This public train journey costs a fraction of the price of the famous private Jungfrau rack railway, and I think is more satisfying. Switzerland's dramatic alpine railways are superb, but they cost a motza and are crowded with tourists. On a regular commuter train journey, scenery is found around every bend and Swiss trains are reliable, clean and comfortable, so you'll never have a bad experience.
Of all the regular public services, the ride between Geneva and Montreux might be best. The railway line skirts Lake Geneva and, apart from suburban ugliness around Lausanne, features vineyards and views across the lake to the French Alps on the far side. Occasionally you blow past a medieval village. By the time you approach Montreux, the terraced vineyards are spectacular. Stay on the train, or transfer to the local all-stops, and you pass under the walls of Chillon Castle just past Montreux, one of the country's classic postcard sights.
Most Swiss live on the plateau that splits the Alps and Jura Mountains to the north, so that's where you'll find most public railways.

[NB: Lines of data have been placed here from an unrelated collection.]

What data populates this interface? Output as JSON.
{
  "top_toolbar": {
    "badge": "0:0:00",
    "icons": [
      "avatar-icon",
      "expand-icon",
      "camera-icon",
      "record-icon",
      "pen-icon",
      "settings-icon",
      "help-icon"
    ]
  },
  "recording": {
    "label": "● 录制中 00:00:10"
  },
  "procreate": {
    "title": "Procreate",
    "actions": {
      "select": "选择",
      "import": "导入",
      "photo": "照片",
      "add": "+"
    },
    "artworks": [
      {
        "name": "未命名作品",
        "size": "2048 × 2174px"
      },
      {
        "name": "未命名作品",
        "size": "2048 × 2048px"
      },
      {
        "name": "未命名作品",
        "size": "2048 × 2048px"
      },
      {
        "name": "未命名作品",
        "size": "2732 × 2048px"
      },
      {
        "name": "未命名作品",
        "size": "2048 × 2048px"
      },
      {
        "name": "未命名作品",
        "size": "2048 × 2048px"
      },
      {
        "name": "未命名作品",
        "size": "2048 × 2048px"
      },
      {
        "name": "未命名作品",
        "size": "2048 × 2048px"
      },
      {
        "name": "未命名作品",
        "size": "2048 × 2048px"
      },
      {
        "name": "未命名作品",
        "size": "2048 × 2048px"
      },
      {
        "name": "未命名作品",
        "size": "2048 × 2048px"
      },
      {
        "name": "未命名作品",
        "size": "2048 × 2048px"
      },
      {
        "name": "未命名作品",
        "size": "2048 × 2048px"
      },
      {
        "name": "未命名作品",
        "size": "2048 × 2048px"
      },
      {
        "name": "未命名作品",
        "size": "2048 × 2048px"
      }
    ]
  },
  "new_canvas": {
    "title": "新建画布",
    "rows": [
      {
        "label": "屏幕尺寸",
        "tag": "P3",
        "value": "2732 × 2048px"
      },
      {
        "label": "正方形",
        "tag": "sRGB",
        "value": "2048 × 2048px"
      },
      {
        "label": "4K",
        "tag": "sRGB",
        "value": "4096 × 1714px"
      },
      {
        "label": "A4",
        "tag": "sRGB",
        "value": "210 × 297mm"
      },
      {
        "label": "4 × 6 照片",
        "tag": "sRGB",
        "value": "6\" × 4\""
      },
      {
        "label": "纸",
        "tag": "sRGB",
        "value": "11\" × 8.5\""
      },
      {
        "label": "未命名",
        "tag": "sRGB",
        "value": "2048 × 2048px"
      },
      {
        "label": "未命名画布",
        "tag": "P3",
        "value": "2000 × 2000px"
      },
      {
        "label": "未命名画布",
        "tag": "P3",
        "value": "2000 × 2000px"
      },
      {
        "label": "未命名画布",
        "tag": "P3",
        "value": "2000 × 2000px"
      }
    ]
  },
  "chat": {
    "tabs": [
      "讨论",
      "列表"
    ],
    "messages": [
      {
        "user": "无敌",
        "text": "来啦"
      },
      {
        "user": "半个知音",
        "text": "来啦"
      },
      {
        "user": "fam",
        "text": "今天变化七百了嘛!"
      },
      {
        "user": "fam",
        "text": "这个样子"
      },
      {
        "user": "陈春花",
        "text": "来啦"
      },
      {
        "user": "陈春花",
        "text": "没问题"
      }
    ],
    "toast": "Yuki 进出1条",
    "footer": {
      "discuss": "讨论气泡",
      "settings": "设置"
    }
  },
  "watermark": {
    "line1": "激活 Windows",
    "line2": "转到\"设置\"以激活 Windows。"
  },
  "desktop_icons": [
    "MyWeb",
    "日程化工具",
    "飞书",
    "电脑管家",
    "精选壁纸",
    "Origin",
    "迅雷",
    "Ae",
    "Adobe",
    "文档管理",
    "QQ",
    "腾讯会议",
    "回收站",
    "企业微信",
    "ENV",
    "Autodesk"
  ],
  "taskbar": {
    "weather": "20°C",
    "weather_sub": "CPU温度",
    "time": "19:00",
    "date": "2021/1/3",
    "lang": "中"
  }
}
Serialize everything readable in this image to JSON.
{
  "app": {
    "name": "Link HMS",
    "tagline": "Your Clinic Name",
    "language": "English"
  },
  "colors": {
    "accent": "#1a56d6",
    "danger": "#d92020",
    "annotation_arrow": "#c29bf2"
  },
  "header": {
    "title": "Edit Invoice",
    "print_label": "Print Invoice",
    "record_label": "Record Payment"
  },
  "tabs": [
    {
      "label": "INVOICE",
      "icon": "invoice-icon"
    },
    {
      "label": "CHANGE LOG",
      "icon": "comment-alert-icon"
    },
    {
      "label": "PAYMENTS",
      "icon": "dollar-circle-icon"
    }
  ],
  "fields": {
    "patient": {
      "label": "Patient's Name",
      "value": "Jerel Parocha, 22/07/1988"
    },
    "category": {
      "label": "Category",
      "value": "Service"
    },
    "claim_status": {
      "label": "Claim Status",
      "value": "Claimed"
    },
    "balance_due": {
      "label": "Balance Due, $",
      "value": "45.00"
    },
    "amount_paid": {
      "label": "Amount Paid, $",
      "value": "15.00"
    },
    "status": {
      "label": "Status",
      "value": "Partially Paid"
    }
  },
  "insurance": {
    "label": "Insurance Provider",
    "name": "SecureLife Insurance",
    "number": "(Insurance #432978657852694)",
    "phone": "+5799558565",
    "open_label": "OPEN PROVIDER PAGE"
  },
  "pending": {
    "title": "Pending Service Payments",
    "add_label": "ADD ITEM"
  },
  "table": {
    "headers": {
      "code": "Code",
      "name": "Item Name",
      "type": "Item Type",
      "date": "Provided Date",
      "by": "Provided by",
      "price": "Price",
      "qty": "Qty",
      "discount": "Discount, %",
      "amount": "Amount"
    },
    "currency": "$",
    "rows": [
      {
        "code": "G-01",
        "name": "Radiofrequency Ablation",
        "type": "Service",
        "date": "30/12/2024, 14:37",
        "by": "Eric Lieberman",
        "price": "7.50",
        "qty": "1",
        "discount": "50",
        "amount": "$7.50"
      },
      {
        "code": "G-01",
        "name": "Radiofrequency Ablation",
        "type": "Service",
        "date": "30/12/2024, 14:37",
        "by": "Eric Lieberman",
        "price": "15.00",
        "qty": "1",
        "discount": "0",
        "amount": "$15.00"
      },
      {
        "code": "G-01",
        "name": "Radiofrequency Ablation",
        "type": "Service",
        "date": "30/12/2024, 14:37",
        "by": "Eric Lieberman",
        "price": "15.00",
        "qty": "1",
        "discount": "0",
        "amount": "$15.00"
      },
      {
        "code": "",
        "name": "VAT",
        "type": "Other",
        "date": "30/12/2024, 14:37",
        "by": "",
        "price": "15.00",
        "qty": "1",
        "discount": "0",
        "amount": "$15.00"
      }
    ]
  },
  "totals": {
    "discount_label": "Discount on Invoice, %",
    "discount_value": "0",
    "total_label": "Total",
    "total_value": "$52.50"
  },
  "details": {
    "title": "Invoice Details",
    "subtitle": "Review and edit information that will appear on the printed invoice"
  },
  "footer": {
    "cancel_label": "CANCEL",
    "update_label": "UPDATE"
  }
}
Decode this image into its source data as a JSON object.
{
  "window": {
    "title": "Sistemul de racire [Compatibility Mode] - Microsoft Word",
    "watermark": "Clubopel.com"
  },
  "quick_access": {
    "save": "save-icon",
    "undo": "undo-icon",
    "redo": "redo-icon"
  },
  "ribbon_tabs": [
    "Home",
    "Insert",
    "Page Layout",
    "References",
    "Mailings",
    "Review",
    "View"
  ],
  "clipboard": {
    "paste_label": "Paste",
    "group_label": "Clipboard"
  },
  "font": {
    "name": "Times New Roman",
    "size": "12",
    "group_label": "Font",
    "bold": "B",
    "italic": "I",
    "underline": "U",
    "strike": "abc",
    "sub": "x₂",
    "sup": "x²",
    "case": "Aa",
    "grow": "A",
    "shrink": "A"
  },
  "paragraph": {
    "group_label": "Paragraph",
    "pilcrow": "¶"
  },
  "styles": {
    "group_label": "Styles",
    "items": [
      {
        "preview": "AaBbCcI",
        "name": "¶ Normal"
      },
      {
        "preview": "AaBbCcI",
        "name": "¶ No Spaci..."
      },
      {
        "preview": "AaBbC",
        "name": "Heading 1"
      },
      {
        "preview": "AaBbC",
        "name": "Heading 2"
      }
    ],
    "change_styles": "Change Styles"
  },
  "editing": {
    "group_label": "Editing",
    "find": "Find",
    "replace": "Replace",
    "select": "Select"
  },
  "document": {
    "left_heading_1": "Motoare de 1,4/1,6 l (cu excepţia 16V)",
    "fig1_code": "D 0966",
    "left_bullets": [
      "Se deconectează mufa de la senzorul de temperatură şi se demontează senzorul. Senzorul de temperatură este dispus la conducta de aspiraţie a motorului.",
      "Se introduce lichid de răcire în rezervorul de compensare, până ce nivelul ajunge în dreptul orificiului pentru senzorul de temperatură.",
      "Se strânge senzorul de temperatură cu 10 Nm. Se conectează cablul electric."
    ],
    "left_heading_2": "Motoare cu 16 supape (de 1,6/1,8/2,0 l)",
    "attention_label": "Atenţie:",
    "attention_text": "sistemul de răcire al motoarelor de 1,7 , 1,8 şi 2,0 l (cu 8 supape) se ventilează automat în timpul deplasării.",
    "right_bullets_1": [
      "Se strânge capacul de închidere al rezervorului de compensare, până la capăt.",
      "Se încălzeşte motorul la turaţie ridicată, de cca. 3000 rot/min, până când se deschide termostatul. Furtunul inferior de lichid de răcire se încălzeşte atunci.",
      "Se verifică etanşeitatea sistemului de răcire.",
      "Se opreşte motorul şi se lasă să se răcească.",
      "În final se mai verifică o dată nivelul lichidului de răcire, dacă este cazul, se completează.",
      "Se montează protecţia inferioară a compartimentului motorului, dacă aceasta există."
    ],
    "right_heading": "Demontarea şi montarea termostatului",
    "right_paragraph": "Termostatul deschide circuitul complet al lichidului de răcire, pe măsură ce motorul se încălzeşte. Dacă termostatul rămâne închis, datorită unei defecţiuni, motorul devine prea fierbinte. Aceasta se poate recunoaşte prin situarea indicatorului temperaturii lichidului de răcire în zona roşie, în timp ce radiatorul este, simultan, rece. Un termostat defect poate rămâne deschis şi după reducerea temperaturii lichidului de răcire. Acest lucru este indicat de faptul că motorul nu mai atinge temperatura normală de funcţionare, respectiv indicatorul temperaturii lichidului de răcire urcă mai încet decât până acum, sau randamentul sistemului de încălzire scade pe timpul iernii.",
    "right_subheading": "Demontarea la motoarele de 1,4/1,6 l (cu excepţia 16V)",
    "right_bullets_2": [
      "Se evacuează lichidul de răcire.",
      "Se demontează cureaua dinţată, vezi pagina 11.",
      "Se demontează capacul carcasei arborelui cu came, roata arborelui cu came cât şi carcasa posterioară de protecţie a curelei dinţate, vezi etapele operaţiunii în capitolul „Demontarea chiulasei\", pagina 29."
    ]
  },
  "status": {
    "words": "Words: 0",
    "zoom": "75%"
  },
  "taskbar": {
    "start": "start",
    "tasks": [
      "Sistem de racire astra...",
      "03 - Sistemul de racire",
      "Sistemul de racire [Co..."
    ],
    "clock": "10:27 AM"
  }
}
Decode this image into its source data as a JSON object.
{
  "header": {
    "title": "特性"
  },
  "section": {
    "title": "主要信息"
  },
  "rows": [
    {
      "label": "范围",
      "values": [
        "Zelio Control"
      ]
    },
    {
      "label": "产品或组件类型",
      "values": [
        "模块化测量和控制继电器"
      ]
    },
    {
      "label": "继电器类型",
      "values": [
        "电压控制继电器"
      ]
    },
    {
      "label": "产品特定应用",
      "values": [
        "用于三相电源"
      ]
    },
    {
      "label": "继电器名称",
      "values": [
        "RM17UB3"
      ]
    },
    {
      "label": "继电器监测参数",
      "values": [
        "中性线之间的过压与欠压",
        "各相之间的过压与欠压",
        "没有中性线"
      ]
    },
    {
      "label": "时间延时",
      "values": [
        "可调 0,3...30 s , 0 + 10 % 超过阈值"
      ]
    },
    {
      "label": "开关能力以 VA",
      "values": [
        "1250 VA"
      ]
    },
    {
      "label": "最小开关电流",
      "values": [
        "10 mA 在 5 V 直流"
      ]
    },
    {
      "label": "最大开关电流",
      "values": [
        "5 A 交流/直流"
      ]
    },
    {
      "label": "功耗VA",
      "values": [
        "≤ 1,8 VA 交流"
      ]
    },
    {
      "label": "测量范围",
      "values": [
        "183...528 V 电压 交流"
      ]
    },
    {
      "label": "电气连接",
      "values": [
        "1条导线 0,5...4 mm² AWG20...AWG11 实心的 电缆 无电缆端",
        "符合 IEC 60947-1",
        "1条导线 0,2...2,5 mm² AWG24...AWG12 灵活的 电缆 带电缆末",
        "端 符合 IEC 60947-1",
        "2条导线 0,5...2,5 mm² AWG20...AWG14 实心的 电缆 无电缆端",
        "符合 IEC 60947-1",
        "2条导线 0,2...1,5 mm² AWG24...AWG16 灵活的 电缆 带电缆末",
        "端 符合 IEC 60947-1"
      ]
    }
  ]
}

You miss out on high mountains (though they often lurk on the horizon), but you get gorgeous countryside instead.
Ride between Lausanne and Bern and you cross the linguistic border, as you'll notice when train announcements switch from French to German. Most of the time you're in the canton of Fribourg, which provides some of Switzerland's prettiest scenery. The green, rolling countryside is clumped with pine forest and red-roofed farmhouses. Fortified towns flash by. Fribourg town looks great as the train crosses the Sarine River. Bern too makes for an impressive approach.
Another lovely country ride takes you between Lucerne and Bern along the Emmental Valley through a UNESCO biosphere reserve. You pass big, comfortable-looking farmhouses where Emmental cheese is produced, and across moorland. Streams jump and gurgle beside the tracks and in summer the meadows are blurred with flowers.
In Switzerland's north-west corner, the short ride from the spa town of Yverdon to university and watch-making centre Neuchatel is a treat. The lake of Neuchatel is pale and pleasant and, at points, the rail lines are almost in the water. Look out for Grandson Castle, where the battlements tremble as the trains pass. The ride on towards Basel is almost as good, skirting another lake and the foothills of the Jura Mountains.
The St Gallen to Lucerne route is splendid. Do it in that direction (heading south-west) and the train races you towards a splendid jagged-ness of Alps on the horizon. These routes, through what the Swiss call the pre-Alps, provide brilliant scenery. Public rail lines in the Alps themselves are more limited (rack railways are privately owned) and often resort to tunnels. The splendid train from Chur to St Moritz hauls you through peaks gleaming with snow but often leaves you in the dark.
The trip from Lucerne to Lugano also goes from dark to light but is very impressive. It takes you from steep-sided outlooks over alpine lakes and pine trees to the palm trees of Italian-speaking Switzerland, where the sun shines and town squares are filled with cafes. But perhaps the journey from Interlaken to Montreux via posh resort Gstaad is best: two hours of the look-at-me panoramas that Switzerland so effortlessly provides.
Brian Johnston travelled courtesy Switzerland Tourism, Rail Europe and Cathay Pacific.
Rail Europe books train journeys in Switzerland and offers a variety of passes that cover unlimited travel for varying numbers of days. See raileurope.com.au